Can the SDGs really leave no-one behind?
by Martha Witt
Today sees the end of the High-Level Political Forum, which included a three-day gathering of government ministers from across the world for an in-depth view of progress on the Sustainable Development Goals on empowering people and ensuring inclusiveness and equality.
As the meeting concludes, Martha Witt – Christian Aid’s International Advocacy Youth Volunteer - reflects on what it would take for the SDGs to really ‘leave no-one behind’.
Martha is a teenage secondary school student, interested in studying geography at university, who recently finished her placement at Christian Aid’s London office. Here, she shares some of what she's learned about what’s at the heart of the Sustainable Development Goals.
As we embark on this great collective journey, we pledge that no one will be left behind. Recognizing that the dignity of the human person is fundamental, we wish to see the goals and targets met for all nations and peoples and for all segments of society. And we will endeavour to reach the furthest behind first.
2030 Agenda for Sustainable Development
Leaving no-one behind is woven into the fabric of the SDGs. But for the goals to be truly transformative and successful, they have to have a positive impact on everyone, to give everyone’s voice a chance to be heard. This needs to be at the heart of the targets.

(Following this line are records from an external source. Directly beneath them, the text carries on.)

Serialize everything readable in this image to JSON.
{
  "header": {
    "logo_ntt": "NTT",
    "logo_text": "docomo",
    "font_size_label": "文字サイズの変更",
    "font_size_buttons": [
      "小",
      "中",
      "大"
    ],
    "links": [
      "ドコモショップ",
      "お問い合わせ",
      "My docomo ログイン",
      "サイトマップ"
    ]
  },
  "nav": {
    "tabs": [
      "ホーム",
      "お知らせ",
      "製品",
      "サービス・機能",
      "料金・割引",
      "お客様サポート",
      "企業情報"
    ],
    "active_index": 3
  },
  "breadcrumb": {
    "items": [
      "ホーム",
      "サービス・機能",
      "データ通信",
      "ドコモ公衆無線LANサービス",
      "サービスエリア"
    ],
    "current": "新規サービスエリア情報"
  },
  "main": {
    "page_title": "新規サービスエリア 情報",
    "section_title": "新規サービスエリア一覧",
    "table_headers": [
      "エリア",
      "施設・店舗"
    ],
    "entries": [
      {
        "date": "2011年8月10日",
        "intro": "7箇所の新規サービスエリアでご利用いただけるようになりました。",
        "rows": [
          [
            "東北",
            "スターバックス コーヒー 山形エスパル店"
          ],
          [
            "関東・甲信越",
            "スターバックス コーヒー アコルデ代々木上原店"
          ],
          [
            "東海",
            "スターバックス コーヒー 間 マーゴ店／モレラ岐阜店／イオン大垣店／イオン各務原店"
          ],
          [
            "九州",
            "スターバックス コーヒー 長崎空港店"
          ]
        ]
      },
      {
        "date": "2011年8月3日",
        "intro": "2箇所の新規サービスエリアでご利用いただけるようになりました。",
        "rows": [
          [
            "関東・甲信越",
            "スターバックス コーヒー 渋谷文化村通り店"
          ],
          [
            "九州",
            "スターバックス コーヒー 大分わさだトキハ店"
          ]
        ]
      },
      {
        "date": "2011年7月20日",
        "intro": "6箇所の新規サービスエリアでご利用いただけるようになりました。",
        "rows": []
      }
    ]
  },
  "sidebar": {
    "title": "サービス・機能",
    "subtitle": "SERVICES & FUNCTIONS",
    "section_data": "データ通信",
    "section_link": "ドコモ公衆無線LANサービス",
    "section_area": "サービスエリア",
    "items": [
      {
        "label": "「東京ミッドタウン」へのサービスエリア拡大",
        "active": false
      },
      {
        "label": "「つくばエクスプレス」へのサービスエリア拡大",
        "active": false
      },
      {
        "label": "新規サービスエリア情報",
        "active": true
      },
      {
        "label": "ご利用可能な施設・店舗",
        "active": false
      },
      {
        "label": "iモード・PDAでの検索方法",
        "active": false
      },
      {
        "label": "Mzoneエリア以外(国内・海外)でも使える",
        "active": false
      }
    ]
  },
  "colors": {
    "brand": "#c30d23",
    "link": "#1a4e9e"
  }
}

Across different global contexts, there are many social groups at risk of being left behind – from refugees to indigenous populations, from women to children. Many live at the intersection of multiple forms of oppression, based on gender, race, class, sexuality, ability or religious identity. Forgetting or ignoring them excludes valuable points of view.
The commitment to leave no-one behind means centring the voices and experiences of those who the current economic system forces to live on the margins of society.
Pledging to leave no-one behind – some challenges
There is no clear, single approach to the difficult task of making the Leave No-one Behind pledge real. Accessing every invisible population is difficult. There is no single strategy likely to work for the inclusion of all people.
Instead, different stakeholders are working on implementing the goals and moving to an improved future do so at different scales – from rural villages to High-Level Political Forums. They also have a spectrum of approaches, from proactive to reactive. Getting them to work together effectively, at the right time and in the right places, seems really difficult.
The question of how to resource the SDGs is also critical too. A combination of taxes, international aid and loans were expected to be the instruments for financing the delivery of the SDGs.
But, as Christian Aid’s Financing Injustice briefing shows, the private sector – including multinational corporations – has become the dominant ingredient in the financing mix. But are private sector actors – many of whom, as a recent Christian Aid blog explains, are associated with environmental and rights violations – legitimate funders of goals which have leave no-one behind as their enshrined principle?
So how can the SDGs best be transformative?
It is important to ensure that we stick to and reach the SDG targets. This must be based on a continued understanding of Agenda 2030 as an interconnected set of goals that should be articulated in a comprehensive way, intrinsically linked to human rights.
For SDGs to be transformative, they must ensure the representation of truly diverse voices from different backgrounds in decision-making. Simply having a well-planned agenda will not allow goals to be reached.
Christian Aid and its partners do a lot of work on representation. For example, early this year, our partner the Bolivian Climate Change Platform offered technical support to a group of Indigenous women. They prepared a 'shadow report' on the current situation regarding women’s rights in their country, and travelled to an international human right policy space in Geneva to present it. Their unique voices - usually unheard - offered an alternative view to the official government report.
We need to step up and apply this kind of approach to the SDGs, to bring marginalised voices in. We can't fully meet the goals until it’s clear that the successes and changes they bring are for everyone. Only a big push towards inclusion and representation, and continuing to ask questions about SDG financing, will ensure that no-one is left behind.